Jay Johnson -- It's Labor Day 2007, and we're thinking of heading to a local park for a barbecue. We'll put some thick chops on the grill, meet friends and neighbors, and enjoy the great weather and lush greenery.
Parks have often been the destination of choice for people who want to relax and recreate. I love the words recreate and recreation, don't you? To create something all over again, you might say. To have fun while creating something. To recharge your batteries.
A few years ago, I joined my daughter Meredith and her traveling companion Amissa as they were hoofing it around Europe before getting serious about careers and adult responsibility. We met for Christmas week in Barcelona and had a wonderful time. Barcelona was the Spanish home of Antonio Gaudi, and if you don't know his work, it's worth researching. He believed that architecture and design should be profoundly related to nature, and one of his most delightful works is the Park Guell. His design for this urban park was to provide a fanciful return to nature, create a healthy environment, and provide an escape from the industrial atmosphere of the city.
A striking feature of Park Guell is its snakelike benches that flow in undulating curved shapes. The benches are decorated with mosaic tiles that jump out with color and modernist wit.
It's literally art you can sit down on.
In the over 200 home videos contained in my Design2Share Video Diary on YouTube, you will see examples where I have taken my video camera -- a sturdy palm-sized Radio Shack $99 camtastic special -- and visited parks and other public spaces. This week's Video Diary takes you to Grant's Tomb, of all places, in the Upper West Side neighborhood of Manhattan. My video doesn't feature the staid, classical monument that is the tomb itself, but instead focuses on the Gaudi-inspired undulating benches that encircle the grounds of the tomb. I was struct by how strikingly different the benches were compared to Grant's Tomb, but I was delighted that someone had been inspired enough by the Spanish master architect and designer to decorate a public space in such a fanciful way. Watch my New York City Tile Benches video, soaking up the public decoration in this unlikely location.

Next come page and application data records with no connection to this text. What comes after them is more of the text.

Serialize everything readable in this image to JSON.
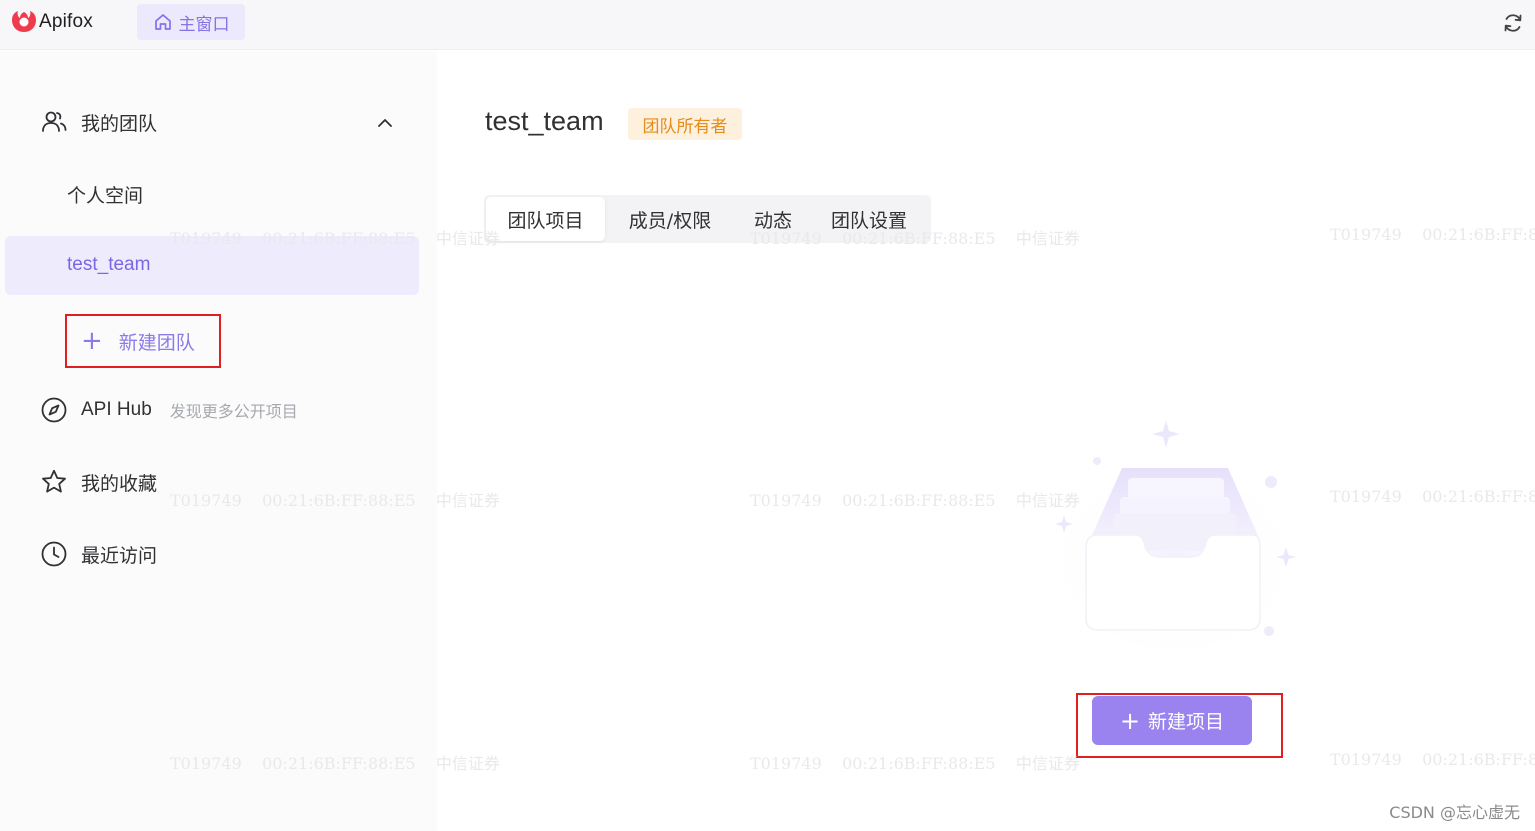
{
  "app": {
    "logo_text": "Apifox",
    "home_tab_label": "主窗口",
    "icons": {
      "logo": "apifox-logo-icon",
      "home": "home-icon",
      "refresh": "refresh-icon"
    }
  },
  "sidebar": {
    "my_teams_label": "我的团队",
    "personal_space_label": "个人空间",
    "selected_team_label": "test_team",
    "new_team_label": "新建团队",
    "api_hub_label": "API Hub",
    "api_hub_subtitle": "发现更多公开项目",
    "favorites_label": "我的收藏",
    "recent_label": "最近访问"
  },
  "main": {
    "team_name": "test_team",
    "role_badge": "团队所有者",
    "tabs": [
      {
        "label": "团队项目",
        "active": true
      },
      {
        "label": "成员/权限",
        "active": false
      },
      {
        "label": "动态",
        "active": false
      },
      {
        "label": "团队设置",
        "active": false
      }
    ],
    "new_project_label": "新建项目"
  },
  "watermark": {
    "id_text": "T019749",
    "mac_text": "00:21:6B:FF:88:E5",
    "org_text": "中信证券"
  },
  "credit": "CSDN @忘心虚无",
  "colors": {
    "accent": "#9a83ef",
    "accent_text": "#7b66e3",
    "badge_bg": "#fdf0dd",
    "badge_text": "#e58c1a",
    "highlight_border": "#e02020"
  }
}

I now appreciate much more the design influences in our parks and other public spaces. Great design functions the same way in public as it does in your home -- it helps you recharge your batteries, it delights you, and it recreates your Self.
Seen any great public design lately? Please send me a post . . . .